Ever wonder why the banks have been stowing away cash as if in anticipation of a torrential rainy day? Well, it just started pouring. According to the WSJ: "The Obama administration is trying to push through a settlement over mortgage-servicing breakdowns that could force America's largest banks to pay for reductions in loan principal worth billions of dollars…Terms of the administration's proposal include a commitment from mortgage servicers to reduce the loan balances of troubled borrowers who owe more than their homes are worth, people familiar with the matter said. The cost of those writedowns won't be borne by investors who purchased mortgage-backed securities, these people said…some state attorneys general and federal agencies are pushing for banks to pay more than $20 billion in civil fines or to fund a comparable amount of loan modifications for distressed borrowers…Regulators are looking at up to 14 servicers that could be a party to the settlement…Banks would also have to reduce second-lien mortgages when first mortgages are modified…Under the administration's proposed settlement, banks would have to bear the cost of all writedowns rather than passing them on to other investors. The settlement proposal focuses on pushing servicers who mishandled foreclosure procedures to eat losses, by writing down loans that they service on behalf of clients. Those clients include mortgage-finance giants Fannie Mae and Freddie Mac, as well as investors in loans that were securitized by Wall Street firms.” In other words, we have just reached the pinnacle of banana republic socialist insanity. In one fell swoop the teleprompter will not only grant reprieve to the banks for decades of fraudulent mortgage activity, but undercapitalize themselves and have them at risk for another liquidity run, which would of course mean another record multi-trillion taxpayer bailout. And the worst case: the 10 million or whatever underwater mortgages will get an average reduction of $2000 each. This is unfuckingbelieveable!
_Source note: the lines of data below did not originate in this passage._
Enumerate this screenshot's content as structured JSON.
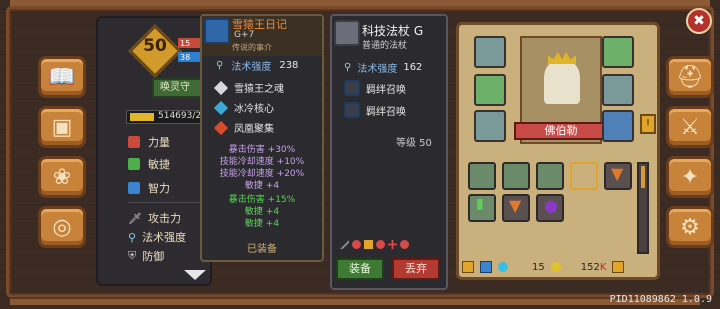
{
  "player": {
    "level": "50",
    "level_sub1": "15",
    "level_sub2": "38",
    "soul_button": "唤灵守",
    "xp_text": "514693/2"
  },
  "stats_primary": [
    {
      "label": "力量",
      "color": "#c84a3a"
    },
    {
      "label": "敏捷",
      "color": "#4fae4a"
    },
    {
      "label": "智力",
      "color": "#3a84d0"
    }
  ],
  "stats_secondary": [
    {
      "label": "攻击力",
      "icon": "sword-icon"
    },
    {
      "label": "法术强度",
      "icon": "wand-icon"
    },
    {
      "label": "防御",
      "icon": "shield-icon"
    }
  ],
  "item1": {
    "name": "雪猿王日记",
    "sub": "G+7",
    "desc": "传说的事介",
    "stat_label": "法术强度",
    "stat_value": "238",
    "gems": [
      {
        "label": "雪猿王之魂",
        "color": "#d8d8e0"
      },
      {
        "label": "冰冷核心",
        "color": "#39a9d8"
      },
      {
        "label": "凤凰聚集",
        "color": "#d84a2a"
      }
    ],
    "bonuses_white": [
      "暴击伤害 +30%",
      "技能冷却速度 +10%",
      "技能冷却速度 +20%",
      "敏捷 +4"
    ],
    "bonuses_green": [
      "暴击伤害 +15%",
      "敏捷 +4",
      "敏捷 +4"
    ],
    "status": "已装备"
  },
  "item2": {
    "name": "科技法杖",
    "grade": "G",
    "sub": "普通的法杖",
    "stat_label": "法术强度",
    "stat_value": "162",
    "skills": [
      "羁绊召唤",
      "羁绊召唤"
    ],
    "level_text": "等级 50",
    "equip_button": "装备",
    "drop_button": "丢弃"
  },
  "character": {
    "name": "佛伯勒"
  },
  "currency": {
    "gems": "15",
    "gold": "152",
    "gold_suffix": "K"
  },
  "badge": "!",
  "pid": "PID11089862 1.0.9"
}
From the WSJ:
A settlement could help lift a cloud of uncertainty that has stalled the foreclosure process since last fall. Economists have warned that foreclosures need to proceed for the housing market to continue on a path to recovery. It's unclear how many borrowers would benefit from a deal. Servicers have thus far had difficulty managing the volume of troubled loans.
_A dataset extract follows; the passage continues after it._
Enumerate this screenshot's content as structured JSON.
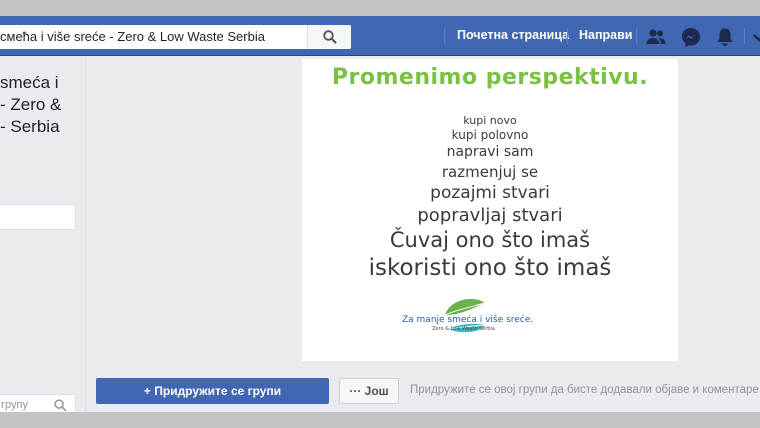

So far, most loan modifications have focused on shrinking monthly payments by lowering interest rates and extending loan terms. Banks, as well as mortgage giants Fannie Mae and Freddie Mac, have been shy to embrace principal reductions, in part due to concerns that many borrowers who can afford their loans will stop paying in the hope of being rewarded with a smaller loan. But some economists warn that rising numbers of underwater borrowers will drag on housing markets and the economy for years unless more is done to help them.
Several federal agencies have been scrutinizing the nation's largest banks over breakdowns in foreclosure procedures that erupted last fall. Last week, the Office of the Comptroller of the Currency said only a small number of borrowers had been improperly foreclosed upon. But the regulator raised concerns over inadequate staffing and weak controls over certain foreclosure processes.
A settlement must satisfy an unwieldy mix of authorities, including state attorneys general and regulators such as the newly formed Bureau of Consumer Financial Protection, who support heftier fines. They must also appease banking regulators, such as the OCC, that are concerned penalties could be too stiff.
"Nothing has been finalized among the states, and it's our understanding that the federal agencies we are in discussions with have not finalized their positions," said a spokesman for Iowa Attorney General Tom Miller, who is spearheading a 50-state investigation of mortgage-servicing practices.
On the utter economic futility of this idiotic action:
Bank executives say principal cuts don't necessarily improve payment patterns, and have told other parties involved in the talks that principal reductions could raise new complications. First, it will be difficult to determine who gets reductions and who doesn't. And even if banks agree to a $20 billion penalty, the number of mortgages that can be cured with that number is limited, one of these people said.
Any settlement could be one of the largest to hit the mortgage industry. In 2008, Bank of America settled claims worth more than $8.6 billion for loans allegedly involving predatory lending practices committed by Countrywide Finance Corp., which it acquired that year.
Of course the winner would be Obama's chances at getting reelected for a second term as teleprompter in chief. As for the outcome, now that the curve is flattening and the sad reality of the economic collapse is once again being appreciated, we will have a bank collapse that much sooner, leading to more trillions in taxpayer funded bail outs, so Wall Street can have another year of record bonuses, all the while the Chairsatan proceeds with QE 3, 4, 5, 6 and so forth. Which of course is the primary motive.